Yet, before we burn him at the stake of the righteous, let’s keep in mind he was a news anchor and news anchors are typically creations of illusion and truth stretching. They are presented as serious news personnel, toughened reporters who can be trusted with your news. But most anchors are nothing more than news readers, capable of looking good on camera and enunciating with flair. They provide a hint of a frown at the right time; maybe the rise of an eyebrow. Their journalism is relegated to punching up their scripts and standing where the producer tells them to stand.

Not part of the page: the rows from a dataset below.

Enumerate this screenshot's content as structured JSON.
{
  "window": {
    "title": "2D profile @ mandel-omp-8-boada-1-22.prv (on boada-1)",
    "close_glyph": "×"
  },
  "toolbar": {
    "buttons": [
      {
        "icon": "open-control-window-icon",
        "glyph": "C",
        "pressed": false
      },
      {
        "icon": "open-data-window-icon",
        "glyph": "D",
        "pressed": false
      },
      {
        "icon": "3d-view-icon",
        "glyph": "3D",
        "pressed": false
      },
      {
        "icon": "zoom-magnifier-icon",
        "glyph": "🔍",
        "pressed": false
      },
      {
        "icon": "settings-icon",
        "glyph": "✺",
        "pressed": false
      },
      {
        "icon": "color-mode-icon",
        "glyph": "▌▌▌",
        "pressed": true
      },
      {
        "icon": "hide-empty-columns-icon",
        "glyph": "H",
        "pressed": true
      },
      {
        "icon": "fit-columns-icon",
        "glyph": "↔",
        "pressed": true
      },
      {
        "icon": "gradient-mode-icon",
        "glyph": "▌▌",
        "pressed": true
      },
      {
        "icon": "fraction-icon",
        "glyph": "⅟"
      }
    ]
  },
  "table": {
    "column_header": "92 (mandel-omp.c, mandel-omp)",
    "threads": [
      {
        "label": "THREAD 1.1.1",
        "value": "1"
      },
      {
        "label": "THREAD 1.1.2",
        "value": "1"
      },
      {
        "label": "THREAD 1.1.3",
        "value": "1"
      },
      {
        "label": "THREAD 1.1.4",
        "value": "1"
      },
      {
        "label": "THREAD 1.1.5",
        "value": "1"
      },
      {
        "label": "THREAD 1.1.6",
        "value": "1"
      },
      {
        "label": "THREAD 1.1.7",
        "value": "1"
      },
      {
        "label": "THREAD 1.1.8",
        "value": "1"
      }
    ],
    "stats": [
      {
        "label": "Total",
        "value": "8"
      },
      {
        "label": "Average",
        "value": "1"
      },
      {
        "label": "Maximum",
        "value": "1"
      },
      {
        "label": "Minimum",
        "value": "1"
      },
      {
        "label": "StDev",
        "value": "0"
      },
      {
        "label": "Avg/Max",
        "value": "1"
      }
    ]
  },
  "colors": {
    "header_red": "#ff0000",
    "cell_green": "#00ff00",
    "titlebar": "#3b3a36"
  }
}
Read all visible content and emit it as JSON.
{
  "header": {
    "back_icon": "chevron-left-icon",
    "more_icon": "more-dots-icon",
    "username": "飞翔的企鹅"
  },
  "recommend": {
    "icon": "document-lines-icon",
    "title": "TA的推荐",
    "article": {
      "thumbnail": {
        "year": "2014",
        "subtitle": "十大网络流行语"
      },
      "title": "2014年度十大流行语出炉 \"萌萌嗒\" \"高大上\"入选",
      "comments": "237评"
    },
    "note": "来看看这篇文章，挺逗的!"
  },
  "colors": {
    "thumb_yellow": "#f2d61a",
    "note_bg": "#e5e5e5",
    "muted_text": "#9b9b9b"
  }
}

The networks spend millions creating images for these anchors, which may have little connection to reality. Anchors don’t need to be reputable reporters, but they do need to be able to act like one.  “The remarkable thing is not that [Williams’] war exaggerations have been found out, but that he’s managed so confidently to pull off the network anchor role for so long,” Michael Wolff wrote in the Hollywood Reporter.

“He is America’s most prominent newsman but never has reported the news. He is the managing editor of a news organization, once among the largest in the country, that has been stripped down to the barest bones. He has assumed the mantle of network anchorman, as though it is a job that still commands the greatest stature and gravitas, but which, everyone understands, is mere relic now. He gamely continues the conceit that the network news broadcast is one of the primary sources of news for most Americans — at best a nostalgic, if not comical, notion.”

Williams’ main role was as “an in-house, all-purpose corporate face and moderator,” for the corporate owner of the network, Wolff notes.

As a corporate spokesman, Williams could have overcome the fallout from his lie about his war experiences. Anchors are all built on little white lies. But there is no way NBC can present him as its icon of credibility and trust after he so clearly lied in a news story. No amount of makeup or snappy commercial spots will clean up that image.

Kevin Brass writes for the New York Times, Wall Street Journal and many others. He is the author of “The Cult of Truland,” a satirical novel set in the world of celebrity journalism.